L’enquête que je mène dans mon ouvrage s’appuie sur des archives en grande partie inédites et s’attache à restituer cette histoire du livre dans tous ses aspects: enjeux typographiques et commerciaux, épistémologie et pensée du livre, innovations éditoriales, enjeux politiques de la transmission du patrimoine voltairien à la veille de la Révolution française, censure théologique et parlementaire.

Condorcet, portrait anonyme.

Condorcet, portrait anonyme.

Frédéric II, admirateur de Voltaire, avait perçu l’enjeu de la transmission de l’œuvre de Voltaire: «Les écrits de Virgile, d’Horace et de Cicéron ont vu détruire le Capitole, Rome même; ils subsistent, on les traduit dans toutes les langues, et ils resteront tant qu’il y aura dans le monde des hommes qui pensent, qui lisent et qui aiment à s’instruire. Les ouvrages de Voltaire auront la même destinée; je lui fais tous les matins ma prière, je lui dis: Divin Voltaire, ora pro nobis!» (Frédéric II à D’Alembert, 22 juin 1780).

C’est Condorcet, disciple et compagnon de route de Voltaire pendant ses dernières années, qui est chargé de sélectionner, de classer, d’établir, d’annoter les écrits de son maître. En marge, il fournit un commentaire qui s’apparente davantage à un dialogue vivant, tourné vers l’avenir, qu’à un simple commentaire critique. Dans l’Avertissement général, au tome 1, il jette un regard rétrospectif sur son travail: «Permettra-t-on aux rédacteurs de placer ici une remarque qui les a frappés ? Personne n’admirait plus sincèrement qu’eux M. de Voltaire: personne n’avait plus lu ses ouvrages; cependant en revoyant dans la nouvelle édition ces mêmes ouvrages distribués avec ordre, et de manière qu’on puisse en saisir l’ensemble, M. de Voltaire s’est encore agrandi à leurs yeux, et ils ont appris que jusque-là ils ne l’avaient pas connu tout entier».

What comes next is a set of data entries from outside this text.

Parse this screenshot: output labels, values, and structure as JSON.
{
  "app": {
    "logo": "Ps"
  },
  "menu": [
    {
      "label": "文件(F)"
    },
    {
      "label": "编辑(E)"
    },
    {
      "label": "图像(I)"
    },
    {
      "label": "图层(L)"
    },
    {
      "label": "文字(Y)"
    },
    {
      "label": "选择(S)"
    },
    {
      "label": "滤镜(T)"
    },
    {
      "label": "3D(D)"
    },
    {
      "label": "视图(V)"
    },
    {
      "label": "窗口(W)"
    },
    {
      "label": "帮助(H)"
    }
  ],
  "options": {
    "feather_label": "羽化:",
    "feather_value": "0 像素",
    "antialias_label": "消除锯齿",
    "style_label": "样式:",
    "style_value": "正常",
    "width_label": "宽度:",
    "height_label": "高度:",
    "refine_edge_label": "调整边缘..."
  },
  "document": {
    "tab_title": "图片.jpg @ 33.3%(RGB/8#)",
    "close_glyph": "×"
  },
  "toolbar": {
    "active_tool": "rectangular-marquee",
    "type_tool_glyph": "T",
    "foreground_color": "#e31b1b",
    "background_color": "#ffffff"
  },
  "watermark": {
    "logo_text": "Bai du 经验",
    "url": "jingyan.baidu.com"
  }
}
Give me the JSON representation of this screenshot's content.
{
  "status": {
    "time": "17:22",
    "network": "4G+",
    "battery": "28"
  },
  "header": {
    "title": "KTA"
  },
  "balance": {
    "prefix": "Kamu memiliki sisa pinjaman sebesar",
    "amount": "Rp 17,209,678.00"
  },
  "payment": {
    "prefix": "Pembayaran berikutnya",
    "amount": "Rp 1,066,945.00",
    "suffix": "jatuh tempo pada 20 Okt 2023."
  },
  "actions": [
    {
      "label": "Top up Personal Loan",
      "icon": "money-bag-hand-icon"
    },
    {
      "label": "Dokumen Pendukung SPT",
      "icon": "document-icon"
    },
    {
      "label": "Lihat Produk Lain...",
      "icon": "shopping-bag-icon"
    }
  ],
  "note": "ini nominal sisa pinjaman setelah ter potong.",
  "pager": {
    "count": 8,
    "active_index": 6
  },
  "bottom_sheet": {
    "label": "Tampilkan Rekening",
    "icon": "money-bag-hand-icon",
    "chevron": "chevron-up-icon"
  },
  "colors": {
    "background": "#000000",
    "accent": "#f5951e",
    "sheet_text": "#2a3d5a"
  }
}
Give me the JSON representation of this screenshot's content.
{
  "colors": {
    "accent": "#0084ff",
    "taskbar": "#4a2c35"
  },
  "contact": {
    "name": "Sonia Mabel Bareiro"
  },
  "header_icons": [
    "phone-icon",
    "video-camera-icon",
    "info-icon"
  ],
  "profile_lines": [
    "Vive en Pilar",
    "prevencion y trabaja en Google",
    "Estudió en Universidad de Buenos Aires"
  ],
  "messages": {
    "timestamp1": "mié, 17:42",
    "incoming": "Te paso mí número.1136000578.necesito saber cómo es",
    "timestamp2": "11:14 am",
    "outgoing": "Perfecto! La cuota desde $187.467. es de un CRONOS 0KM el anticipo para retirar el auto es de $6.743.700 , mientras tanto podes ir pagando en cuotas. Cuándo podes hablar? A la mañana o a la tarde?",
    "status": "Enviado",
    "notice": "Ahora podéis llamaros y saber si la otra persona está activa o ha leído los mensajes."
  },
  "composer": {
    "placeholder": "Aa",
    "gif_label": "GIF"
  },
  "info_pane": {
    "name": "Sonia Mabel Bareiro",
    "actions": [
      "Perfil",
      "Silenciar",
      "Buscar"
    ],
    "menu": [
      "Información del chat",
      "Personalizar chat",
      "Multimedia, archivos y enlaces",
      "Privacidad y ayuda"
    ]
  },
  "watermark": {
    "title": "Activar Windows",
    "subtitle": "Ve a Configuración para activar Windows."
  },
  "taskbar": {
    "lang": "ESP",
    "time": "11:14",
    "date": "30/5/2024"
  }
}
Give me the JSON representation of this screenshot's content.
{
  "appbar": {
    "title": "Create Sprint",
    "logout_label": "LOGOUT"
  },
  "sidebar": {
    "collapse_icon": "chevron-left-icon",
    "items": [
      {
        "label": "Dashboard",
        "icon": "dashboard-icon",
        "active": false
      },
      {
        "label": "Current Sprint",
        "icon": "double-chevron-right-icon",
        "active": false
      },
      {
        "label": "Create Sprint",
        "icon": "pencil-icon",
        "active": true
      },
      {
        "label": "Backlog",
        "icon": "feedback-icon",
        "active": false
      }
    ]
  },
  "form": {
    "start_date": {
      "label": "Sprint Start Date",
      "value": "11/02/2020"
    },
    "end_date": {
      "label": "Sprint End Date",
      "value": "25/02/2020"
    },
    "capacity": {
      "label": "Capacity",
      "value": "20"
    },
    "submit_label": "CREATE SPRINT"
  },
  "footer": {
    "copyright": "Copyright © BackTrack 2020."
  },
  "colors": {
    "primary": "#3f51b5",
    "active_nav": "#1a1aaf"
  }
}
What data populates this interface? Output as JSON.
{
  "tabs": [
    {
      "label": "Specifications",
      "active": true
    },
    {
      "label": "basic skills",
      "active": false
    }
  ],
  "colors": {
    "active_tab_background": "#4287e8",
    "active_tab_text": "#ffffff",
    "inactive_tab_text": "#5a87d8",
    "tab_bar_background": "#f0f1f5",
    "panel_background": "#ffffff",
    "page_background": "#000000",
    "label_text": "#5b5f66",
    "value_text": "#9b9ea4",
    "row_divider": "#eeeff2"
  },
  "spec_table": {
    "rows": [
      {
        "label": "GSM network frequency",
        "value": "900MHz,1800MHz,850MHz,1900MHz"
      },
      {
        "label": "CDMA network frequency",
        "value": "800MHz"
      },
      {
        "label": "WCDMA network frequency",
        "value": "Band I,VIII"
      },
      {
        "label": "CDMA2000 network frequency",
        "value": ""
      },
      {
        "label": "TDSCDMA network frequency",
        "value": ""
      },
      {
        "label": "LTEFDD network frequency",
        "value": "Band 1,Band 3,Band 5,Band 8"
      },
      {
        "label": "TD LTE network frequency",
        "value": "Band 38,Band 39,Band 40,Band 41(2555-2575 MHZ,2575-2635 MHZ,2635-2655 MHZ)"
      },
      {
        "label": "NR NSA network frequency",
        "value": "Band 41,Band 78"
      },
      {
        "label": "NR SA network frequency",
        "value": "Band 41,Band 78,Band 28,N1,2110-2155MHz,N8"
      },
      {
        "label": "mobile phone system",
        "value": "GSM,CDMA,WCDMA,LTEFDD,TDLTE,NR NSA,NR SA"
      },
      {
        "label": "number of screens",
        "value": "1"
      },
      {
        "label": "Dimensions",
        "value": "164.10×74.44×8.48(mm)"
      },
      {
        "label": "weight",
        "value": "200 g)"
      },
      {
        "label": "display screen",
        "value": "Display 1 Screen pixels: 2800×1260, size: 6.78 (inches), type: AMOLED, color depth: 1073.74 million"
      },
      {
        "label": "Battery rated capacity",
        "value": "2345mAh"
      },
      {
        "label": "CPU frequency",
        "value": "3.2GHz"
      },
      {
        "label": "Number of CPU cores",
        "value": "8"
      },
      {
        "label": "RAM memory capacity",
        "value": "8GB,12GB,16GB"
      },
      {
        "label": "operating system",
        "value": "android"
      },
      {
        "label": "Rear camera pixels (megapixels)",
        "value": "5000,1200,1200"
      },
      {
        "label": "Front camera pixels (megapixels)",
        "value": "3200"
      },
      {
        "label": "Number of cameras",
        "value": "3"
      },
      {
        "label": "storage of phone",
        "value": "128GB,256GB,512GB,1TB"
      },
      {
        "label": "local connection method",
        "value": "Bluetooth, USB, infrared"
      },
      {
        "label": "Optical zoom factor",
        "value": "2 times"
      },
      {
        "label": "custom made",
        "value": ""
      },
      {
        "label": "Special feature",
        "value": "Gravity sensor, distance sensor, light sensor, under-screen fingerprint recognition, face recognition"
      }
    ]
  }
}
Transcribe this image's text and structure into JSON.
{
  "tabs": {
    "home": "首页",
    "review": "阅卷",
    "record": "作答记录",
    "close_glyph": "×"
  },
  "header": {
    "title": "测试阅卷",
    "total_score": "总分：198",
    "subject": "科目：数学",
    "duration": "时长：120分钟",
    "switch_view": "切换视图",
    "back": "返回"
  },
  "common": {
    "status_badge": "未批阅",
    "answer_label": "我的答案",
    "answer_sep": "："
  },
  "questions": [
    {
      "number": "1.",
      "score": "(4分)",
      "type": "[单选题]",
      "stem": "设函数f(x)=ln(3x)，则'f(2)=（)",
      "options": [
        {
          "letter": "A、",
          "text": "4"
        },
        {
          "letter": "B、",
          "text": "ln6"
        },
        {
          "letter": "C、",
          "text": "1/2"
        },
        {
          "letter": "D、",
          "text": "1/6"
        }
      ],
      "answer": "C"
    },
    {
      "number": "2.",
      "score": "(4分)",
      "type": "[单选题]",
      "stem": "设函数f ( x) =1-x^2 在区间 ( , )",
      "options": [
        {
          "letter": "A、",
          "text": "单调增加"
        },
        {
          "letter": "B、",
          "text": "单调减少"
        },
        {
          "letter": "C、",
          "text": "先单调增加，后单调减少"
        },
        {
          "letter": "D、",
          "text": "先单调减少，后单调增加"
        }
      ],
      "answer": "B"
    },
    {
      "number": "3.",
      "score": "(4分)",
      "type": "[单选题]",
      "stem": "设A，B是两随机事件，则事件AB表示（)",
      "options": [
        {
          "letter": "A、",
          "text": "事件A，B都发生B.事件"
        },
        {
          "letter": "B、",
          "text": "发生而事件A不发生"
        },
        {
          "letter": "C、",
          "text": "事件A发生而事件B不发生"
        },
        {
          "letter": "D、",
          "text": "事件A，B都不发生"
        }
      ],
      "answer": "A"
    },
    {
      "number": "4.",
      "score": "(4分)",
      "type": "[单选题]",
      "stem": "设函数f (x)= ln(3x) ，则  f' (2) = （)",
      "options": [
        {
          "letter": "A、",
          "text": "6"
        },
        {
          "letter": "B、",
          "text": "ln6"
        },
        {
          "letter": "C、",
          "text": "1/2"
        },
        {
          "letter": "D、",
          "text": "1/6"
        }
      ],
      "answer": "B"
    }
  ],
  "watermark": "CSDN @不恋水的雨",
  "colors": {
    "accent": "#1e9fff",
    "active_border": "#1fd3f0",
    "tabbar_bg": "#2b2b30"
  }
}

Page de titre du t.1 de l’édition de Kehl de 1785.

Page de titre du t.1 de l’édition de Kehl de 1785.

L’édition de Kehl présente en effet un cas particulier dans la bibliographie des éditions voltairiennes: elle fonde une nouvelle tradition éditoriale, mettant en œuvre une série d’innovations économiques et commerciales, littéraires, intellectuelles et éditoriales. L’enjeu est une nouvelle définition de l’idée d’œuvre et d’auteur. C’est la première édition posthume des Œuvres complètes de Voltaire, la première à faire l’objet d’une souscription. Elle inaugure également la publication de la correspondance, conçue comme un corpus à part entière. Complétée par une Vie de Voltaire, elle est pensée comme un ensemble complet, visant à présenter l’intégralité d’une trajectoire humaine et littéraire. Le corpus doit être définitif, grâce à un effort d’exhaustivité, de classement et de répartition. Il doit préparer l’avenir, et fonder la postérité littéraire, philosophique et politique de Voltaire. Il introduit une nouvelle réception de l’œuvre, par la classification, par le commentaire et l’annotation, écrits dans les marges, et par l’illustration, qui propose une nouvelle scansion des textes.

Visant à la fois la continuation, la synthèse et le dépassement du corpus tel qu’il se constitue progressivement du vivant de Voltaire, le projet s’élabore grâce à la volonté conjointe de l’auteur et de ses éditeurs, avant de prendre la forme d’un manifeste pour les temps nouveaux. (à suivre / to be continued)

– Linda Gil

Linda Gil est Maître de conférence à l’université de Montpellier Paul-Valéry et membre de l’Institut de recherche sur la Renaissance, l’âge Classique et les Lumières, IRCL, UMR 5186 du CNRS.